Fifty-two Years 7 and 8 Kamo Intermediate students impressed the Showquest judges panel with their performance theme Channel-K and bagged four awards at the nationals at their first go.
The Whangārei school was third in the junior section, while also winning awards for the best theme and live music.
Year 8 student Abbie Franklin won the Most Outstanding Rangatahi award.
The students, with the help of their teacher Katy Wild, had to come up with a 10-minute story theme. A six-member concept and writing team came up with the concept and storyboarded the whole idea on how they wanted that story to eventually look on stage.
One of the writers, Emilia Cartwright-Reesby, said she enjoyed collaborating with people.
The teenager has a passion for writing and this experience was a perfect opportunity.
The team of writers then pitched their idea to the group of dancers, while some lead dancers took over the choreography. It was later decided that Franklin would perform the singing solo.
She was taken by surprise when she first heard of her role.
"Being with all the other people and seeing what they are passionate about, and how they can express themselves on stage; it was fun to watch how other people performed on stage.
"It was really exciting."
It was Kamo Intermediate School's first time taking part in a national performing arts competition and teacher Katy Wild said she was very proud of the achievement.
"When I first heard of the competition, we were kind of already behind, but I thought the kids were going to love it and went ahead with the whole idea.
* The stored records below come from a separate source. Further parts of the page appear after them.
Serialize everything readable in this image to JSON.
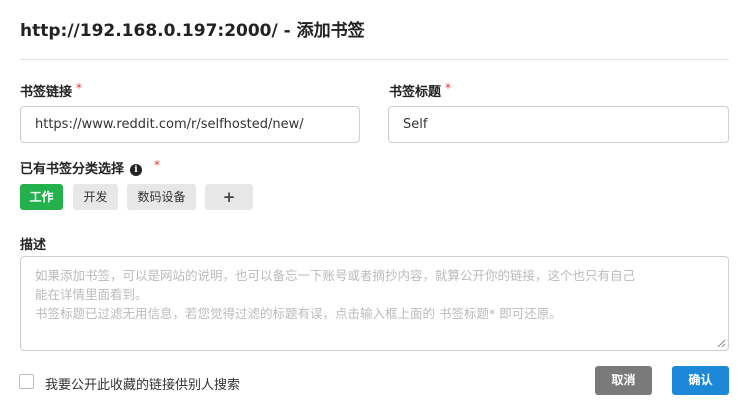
{
  "dialog": {
    "title": "http://192.168.0.197:2000/ - 添加书签"
  },
  "form": {
    "link": {
      "label": "书签链接",
      "required_mark": "*",
      "value": "https://www.reddit.com/r/selfhosted/new/"
    },
    "bookmark_title": {
      "label": "书签标题",
      "required_mark": "*",
      "value": "Self"
    },
    "category": {
      "label": "已有书签分类选择",
      "info_icon": "info-icon",
      "required_mark": "*",
      "tags": [
        {
          "label": "工作",
          "active": true
        },
        {
          "label": "开发",
          "active": false
        },
        {
          "label": "数码设备",
          "active": false
        }
      ],
      "add_label": "+"
    },
    "description": {
      "label": "描述",
      "placeholder_lines": [
        "如果添加书签，可以是网站的说明，也可以备忘一下账号或者摘抄内容，就算公开你的链接，这个也只有自己",
        "能在详情里面看到。",
        "书签标题已过滤无用信息，若您觉得过滤的标题有误，点击输入框上面的 书签标题* 即可还原。"
      ]
    },
    "public_checkbox": {
      "label": "我要公开此收藏的链接供别人搜索",
      "checked": false
    }
  },
  "buttons": {
    "cancel": "取消",
    "confirm": "确认"
  },
  "colors": {
    "active_tag": "#22b14c",
    "primary": "#1e88d8",
    "cancel": "#7a7a7a",
    "required": "#e53935"
  }
}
It was more of an opportunity for the kids.
"For me, I was the guidance and drawing the ideas out of the kids was very challenging and exciting.
"It was like an adventure managing 52 students at the same time. But there was so much passion and the collaboration between them was amazing.
"Because it was our first year, we had absolutely no idea that we would win so many awards. I was thinking that it would be really cool to do well at the regional level, and then when we won it, we were over the moon.
"But then we were put to compete with major schools across the country and we were stoked that we were at least getting the recognition."
The concept team started preparing at the beginning of term two as they knew they had to develop a theme and give the choreographers and dancers sufficient time to bring it to life, said Anya Slykerman.
"We began with the theme, drew out exactly what we wanted on stage and gave a clear idea to the dancers of what we were expecting. The choreographers picked that up and choreographed the play based on the given outline."
The students decided to go with the theme of Channel-K, which was also their school mantra.
Slykerman said Channel-K was a big part of their school.
"We have to do at least three kind things a day to three different people. It is really about making sure that everyone is kind to other people. It's been a part of our school for a long time.
"For our performance, we wanted to have a ripple effect on it. We visioned it to come out as: we do something nice for someone and they do something nice to someone else; that creates a rippling effect in our communities."
Wild said they were on a very limited budget and could not have many props, so they had to keep that in mind while coming up with costumes.
"We did the ripple through a ripple dance, rather than using fancy props."
The students came up with an idea of everyone wearing white and a black band around them to represent the darkness. As they rippled through the people by showing kindness, they would take off the black band.
Wild said they were applauded for their concept and they won the best theme award because they really represented their school's belief.
Whangārei Girls' High School was the other school from the region to win an award at Showquest 2021. The school won the best theme award in the open category.